By Joseph Kenny | email@example.com | twitter: @josephkenny2
The topic of racial justice is one that a group focused on Marian spirituality might have been inclined to skip.
But Mary led them to it, and the result is a Lenten program being held at St. Mary's High School on Wednesday evenings with a theme of "With Mary Toward Racial Justice." The weekly presentations on Marian spirituality and racial justice are open to the public.
By Dave Luecking | firstname.lastname@example.org | twitter: @legacyCatholic
Editor's note: Updated Friday, March 3, at 10 a.m. with clarification on dispensation.
It's late afternoon on a Friday in Lent, and you're famished.
It's almost dinner time, so where do you go and what do you eat to satisfy the Lenten abstinence from meat for dinner?
The first option, of course, is a fish fry at either your parish or another in the Archdiocese of St. Louis. (Check out the St. Louis Review's map of parish fish fries to find one of the many from which to choose.)
It can be difficult to imagine how it's even possible to exude joy during Lent.
Those of us who give up the regular indulgences of ordinary time — chocolate, caffeine, fast food — often find ourselves feeling melancholy, maybe even downright cranky.

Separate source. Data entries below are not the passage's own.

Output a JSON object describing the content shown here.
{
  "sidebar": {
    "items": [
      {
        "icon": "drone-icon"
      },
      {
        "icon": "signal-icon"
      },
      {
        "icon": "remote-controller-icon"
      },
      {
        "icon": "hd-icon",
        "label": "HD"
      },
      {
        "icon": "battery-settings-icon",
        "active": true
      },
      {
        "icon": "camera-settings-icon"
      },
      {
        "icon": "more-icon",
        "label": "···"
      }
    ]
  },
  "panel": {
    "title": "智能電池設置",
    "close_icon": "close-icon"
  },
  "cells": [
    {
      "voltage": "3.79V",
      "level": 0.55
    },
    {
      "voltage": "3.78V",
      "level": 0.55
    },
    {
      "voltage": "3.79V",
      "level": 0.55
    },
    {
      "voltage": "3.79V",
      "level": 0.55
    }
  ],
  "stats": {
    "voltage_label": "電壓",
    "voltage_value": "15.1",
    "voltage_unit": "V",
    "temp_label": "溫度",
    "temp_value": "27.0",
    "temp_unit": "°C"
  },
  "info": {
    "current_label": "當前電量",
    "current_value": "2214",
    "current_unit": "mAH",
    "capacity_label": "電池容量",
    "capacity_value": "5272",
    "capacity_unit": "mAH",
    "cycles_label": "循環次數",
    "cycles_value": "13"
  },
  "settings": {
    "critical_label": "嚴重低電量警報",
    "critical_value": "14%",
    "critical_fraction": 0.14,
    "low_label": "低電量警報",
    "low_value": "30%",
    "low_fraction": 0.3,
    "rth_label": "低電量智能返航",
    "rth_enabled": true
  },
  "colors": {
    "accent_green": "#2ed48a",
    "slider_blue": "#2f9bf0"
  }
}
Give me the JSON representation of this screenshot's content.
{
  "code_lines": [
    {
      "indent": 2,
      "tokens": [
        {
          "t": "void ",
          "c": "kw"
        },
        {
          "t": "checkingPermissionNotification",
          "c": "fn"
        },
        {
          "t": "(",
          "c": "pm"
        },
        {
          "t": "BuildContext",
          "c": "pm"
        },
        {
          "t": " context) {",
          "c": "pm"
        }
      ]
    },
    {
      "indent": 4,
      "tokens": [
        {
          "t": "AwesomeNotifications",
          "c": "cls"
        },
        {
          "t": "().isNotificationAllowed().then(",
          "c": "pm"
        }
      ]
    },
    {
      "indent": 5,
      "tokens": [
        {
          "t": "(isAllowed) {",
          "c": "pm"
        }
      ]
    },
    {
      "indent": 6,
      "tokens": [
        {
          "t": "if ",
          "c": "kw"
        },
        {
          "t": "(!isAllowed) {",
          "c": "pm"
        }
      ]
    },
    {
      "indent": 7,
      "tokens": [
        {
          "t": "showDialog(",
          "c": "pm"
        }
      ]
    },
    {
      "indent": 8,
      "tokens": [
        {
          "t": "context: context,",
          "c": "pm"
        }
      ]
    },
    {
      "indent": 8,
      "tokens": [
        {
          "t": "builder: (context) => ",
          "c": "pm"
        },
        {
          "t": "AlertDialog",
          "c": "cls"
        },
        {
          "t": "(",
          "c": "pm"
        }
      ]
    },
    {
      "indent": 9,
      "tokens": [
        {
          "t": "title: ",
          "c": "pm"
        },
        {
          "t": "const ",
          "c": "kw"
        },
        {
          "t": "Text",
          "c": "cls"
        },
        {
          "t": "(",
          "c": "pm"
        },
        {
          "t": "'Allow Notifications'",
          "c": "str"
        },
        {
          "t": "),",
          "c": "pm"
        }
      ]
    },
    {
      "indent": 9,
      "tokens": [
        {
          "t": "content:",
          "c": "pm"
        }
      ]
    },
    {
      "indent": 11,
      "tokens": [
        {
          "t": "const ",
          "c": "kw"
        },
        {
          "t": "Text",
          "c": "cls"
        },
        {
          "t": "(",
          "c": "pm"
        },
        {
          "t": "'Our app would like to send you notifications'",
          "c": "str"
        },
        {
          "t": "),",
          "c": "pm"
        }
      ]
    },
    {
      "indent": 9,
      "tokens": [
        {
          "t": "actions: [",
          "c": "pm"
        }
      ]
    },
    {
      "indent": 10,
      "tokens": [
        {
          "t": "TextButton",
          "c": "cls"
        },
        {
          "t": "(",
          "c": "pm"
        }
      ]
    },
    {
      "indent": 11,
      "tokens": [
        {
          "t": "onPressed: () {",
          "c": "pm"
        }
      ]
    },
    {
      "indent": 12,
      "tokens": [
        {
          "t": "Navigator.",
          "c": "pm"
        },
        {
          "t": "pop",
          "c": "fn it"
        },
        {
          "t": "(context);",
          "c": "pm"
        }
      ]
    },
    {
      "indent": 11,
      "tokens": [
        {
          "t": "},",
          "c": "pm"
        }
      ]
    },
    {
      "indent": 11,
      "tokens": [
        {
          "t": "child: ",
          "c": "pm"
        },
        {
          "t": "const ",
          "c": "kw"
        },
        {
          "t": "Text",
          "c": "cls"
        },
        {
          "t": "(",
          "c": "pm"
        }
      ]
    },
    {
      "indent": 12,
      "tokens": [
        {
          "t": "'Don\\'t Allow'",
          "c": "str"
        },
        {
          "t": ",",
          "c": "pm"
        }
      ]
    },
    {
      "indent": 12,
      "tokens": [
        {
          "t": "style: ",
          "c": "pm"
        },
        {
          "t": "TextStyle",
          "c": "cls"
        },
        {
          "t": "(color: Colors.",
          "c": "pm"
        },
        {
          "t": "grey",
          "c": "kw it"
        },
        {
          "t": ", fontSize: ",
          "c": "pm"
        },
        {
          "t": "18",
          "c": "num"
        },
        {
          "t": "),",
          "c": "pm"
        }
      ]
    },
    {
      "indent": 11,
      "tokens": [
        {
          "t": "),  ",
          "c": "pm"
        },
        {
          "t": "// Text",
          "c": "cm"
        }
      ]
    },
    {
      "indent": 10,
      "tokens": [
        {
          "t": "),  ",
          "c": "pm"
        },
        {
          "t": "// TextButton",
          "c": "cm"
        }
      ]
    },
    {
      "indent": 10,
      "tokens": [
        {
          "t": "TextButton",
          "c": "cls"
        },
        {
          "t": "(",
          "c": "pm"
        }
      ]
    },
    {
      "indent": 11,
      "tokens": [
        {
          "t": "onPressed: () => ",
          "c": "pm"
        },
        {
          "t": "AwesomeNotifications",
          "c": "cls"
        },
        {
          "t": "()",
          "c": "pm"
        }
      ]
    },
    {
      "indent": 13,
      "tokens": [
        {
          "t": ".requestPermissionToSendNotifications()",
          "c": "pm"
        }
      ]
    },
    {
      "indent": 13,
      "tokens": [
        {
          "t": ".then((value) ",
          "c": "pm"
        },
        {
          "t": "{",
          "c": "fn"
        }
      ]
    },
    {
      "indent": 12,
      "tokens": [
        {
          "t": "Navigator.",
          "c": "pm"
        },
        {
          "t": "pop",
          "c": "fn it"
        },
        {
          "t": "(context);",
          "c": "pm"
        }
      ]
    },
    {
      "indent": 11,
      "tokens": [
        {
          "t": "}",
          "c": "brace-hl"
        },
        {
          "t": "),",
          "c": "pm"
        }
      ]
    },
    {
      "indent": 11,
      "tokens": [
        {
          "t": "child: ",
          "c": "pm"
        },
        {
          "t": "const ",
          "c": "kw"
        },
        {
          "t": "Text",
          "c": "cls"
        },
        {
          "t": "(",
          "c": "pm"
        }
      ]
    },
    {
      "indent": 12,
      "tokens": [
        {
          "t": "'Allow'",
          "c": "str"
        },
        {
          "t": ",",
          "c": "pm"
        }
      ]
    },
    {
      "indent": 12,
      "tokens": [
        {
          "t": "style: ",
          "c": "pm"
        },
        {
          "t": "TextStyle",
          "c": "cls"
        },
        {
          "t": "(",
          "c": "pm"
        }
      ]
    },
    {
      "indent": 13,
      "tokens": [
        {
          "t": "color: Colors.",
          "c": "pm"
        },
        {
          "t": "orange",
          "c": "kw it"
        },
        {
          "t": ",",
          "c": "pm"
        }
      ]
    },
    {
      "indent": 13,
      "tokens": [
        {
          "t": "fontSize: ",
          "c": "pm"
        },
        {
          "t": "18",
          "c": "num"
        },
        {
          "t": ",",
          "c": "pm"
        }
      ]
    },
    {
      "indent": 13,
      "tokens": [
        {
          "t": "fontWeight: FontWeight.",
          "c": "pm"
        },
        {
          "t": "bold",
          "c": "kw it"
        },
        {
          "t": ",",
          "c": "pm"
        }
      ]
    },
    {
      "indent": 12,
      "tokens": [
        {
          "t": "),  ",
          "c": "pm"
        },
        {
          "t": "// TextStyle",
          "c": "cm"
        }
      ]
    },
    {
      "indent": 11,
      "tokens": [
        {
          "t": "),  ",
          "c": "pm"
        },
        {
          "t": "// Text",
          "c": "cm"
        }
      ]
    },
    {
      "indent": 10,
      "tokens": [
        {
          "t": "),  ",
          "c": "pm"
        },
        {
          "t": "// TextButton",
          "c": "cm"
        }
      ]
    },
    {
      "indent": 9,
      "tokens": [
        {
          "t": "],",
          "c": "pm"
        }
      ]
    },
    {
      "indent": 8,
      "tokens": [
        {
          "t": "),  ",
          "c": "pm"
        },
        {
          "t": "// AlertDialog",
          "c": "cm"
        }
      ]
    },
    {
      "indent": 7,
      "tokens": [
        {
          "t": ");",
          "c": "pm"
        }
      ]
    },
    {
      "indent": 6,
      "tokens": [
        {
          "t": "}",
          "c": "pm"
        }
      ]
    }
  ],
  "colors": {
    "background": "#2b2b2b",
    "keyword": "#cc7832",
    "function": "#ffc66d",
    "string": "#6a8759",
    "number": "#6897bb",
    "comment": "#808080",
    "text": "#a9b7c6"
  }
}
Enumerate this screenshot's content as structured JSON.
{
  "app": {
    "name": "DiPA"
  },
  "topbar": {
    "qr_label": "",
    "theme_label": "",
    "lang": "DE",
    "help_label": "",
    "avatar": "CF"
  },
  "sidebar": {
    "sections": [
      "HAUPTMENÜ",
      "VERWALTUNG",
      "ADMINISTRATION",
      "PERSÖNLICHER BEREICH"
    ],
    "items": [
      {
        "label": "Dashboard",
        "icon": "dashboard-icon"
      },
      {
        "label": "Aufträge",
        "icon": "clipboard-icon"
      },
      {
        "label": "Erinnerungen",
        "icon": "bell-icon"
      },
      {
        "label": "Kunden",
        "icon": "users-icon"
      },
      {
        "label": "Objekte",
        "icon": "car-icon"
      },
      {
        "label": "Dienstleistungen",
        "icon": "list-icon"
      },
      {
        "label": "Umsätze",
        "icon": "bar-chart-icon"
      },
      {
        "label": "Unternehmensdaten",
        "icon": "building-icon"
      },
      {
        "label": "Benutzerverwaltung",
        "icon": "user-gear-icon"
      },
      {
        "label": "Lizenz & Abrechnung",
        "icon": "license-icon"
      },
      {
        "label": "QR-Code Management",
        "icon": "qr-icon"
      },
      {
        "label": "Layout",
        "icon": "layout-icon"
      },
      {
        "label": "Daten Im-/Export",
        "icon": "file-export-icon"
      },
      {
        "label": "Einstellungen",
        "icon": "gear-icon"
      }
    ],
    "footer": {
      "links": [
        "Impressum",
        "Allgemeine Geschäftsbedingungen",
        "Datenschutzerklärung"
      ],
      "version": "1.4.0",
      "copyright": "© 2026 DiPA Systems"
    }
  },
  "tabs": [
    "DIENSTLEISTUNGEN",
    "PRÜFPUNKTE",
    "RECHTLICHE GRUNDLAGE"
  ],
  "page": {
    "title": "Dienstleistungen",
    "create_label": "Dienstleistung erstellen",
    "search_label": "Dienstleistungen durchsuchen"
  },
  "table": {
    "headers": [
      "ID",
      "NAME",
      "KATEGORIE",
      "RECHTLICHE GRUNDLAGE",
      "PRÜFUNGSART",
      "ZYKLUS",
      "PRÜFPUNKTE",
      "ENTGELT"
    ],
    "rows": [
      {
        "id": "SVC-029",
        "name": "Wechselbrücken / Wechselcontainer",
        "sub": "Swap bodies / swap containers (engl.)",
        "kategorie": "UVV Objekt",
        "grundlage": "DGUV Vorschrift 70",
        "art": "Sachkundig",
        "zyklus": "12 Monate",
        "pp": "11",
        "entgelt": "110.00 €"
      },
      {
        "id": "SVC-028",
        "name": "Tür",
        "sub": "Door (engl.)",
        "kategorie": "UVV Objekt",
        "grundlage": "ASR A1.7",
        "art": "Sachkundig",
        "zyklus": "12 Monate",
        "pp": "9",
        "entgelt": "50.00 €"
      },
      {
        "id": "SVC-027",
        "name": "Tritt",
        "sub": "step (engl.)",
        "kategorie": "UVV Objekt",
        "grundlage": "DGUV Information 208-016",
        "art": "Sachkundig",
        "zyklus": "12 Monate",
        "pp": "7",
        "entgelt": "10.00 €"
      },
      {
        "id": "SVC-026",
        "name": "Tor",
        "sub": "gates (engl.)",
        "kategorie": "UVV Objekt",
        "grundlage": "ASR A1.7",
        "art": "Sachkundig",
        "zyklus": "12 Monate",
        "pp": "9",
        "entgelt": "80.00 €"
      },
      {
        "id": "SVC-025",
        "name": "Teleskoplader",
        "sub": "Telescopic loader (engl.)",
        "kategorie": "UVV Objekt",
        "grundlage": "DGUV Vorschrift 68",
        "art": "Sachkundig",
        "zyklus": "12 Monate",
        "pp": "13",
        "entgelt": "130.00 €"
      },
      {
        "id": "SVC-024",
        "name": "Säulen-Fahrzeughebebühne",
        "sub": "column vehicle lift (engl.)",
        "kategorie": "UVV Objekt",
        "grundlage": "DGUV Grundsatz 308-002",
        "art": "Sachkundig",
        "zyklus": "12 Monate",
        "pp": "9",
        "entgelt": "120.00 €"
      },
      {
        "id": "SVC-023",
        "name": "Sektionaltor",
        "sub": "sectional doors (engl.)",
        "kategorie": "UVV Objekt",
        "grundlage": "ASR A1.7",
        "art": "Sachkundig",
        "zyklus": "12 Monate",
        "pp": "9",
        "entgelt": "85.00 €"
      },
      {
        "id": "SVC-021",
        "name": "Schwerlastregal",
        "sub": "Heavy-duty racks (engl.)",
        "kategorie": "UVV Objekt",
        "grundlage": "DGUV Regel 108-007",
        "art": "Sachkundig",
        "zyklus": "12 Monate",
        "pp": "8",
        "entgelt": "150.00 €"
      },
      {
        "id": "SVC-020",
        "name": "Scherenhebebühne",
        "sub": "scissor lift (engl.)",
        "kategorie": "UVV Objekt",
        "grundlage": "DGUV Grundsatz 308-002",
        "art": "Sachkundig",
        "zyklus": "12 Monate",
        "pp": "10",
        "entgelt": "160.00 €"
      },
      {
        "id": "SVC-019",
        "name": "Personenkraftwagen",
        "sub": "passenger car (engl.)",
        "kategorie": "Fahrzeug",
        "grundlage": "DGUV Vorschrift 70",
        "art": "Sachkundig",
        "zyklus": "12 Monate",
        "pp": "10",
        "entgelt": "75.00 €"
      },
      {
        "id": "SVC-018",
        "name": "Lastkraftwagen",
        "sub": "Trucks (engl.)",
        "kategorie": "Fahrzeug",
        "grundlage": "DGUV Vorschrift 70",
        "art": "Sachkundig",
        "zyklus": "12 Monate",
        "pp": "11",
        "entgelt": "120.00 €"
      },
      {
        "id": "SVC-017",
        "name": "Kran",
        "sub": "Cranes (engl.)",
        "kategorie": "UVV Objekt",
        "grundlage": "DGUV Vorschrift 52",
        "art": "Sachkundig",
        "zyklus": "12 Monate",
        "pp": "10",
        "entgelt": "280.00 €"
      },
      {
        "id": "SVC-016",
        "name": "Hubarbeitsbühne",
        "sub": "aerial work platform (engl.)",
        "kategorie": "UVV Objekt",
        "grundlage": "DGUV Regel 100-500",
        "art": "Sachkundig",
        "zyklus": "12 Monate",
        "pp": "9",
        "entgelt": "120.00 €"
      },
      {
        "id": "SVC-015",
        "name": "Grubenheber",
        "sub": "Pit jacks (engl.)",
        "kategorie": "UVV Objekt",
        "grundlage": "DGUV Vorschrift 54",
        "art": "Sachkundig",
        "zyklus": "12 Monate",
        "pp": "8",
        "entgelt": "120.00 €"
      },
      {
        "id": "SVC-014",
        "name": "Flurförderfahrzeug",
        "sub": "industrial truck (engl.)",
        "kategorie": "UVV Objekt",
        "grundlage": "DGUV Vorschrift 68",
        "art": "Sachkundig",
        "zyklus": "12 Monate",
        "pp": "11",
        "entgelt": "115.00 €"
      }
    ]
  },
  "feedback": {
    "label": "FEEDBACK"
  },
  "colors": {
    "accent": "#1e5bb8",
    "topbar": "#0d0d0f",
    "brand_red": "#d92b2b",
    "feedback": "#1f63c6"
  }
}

We're geared to focus on the penitential nature of Lent. Focusing on our sins isn't particularly pleasant. But as Pope Francis noted in his World Communications Day message for 2017, it's all in how we look at things.
By Jennifer Brinker | email@example.com | twitter: @jenniferbrinker
As Pope Francis described in his 2017 Lenten message, "Lent is a new beginning, a path leading to the certain goal of Easter, Christ's victory over death.
"This season urgently calls us to conversion," he wrote. "Christians are asked to return to God 'with all their hearts' (Joel 2:12), to refuse to settle for mediocrity and to grow in friendship with the Lord."
As we begin Lent on Ash Wednesday, March 1, how do we prepare our hearts for conversion and the path to Easter? Turning toward prayer, through the Scriptures, is one solid suggestion.
Joseph Kenny | firstname.lastname@example.org | twitter: @josephkenny2
Resolve to live more consistently in ways pleasing to God this Lent.
That simple advice comes from Father Philip Sosa, provincial superior of the North American Province of the Missionaries of the Holy Family, based in St. Louis at St. Wenceslaus Parish.
"As we begin our Lenten Journey, let us commit to doing more than wearing ashes on our foreheads. Let us resolve to live more consistently in ways pleasing to God, and may He give you whatever you need to testify to His love," Father Sosa wrote before the beginning of Lent.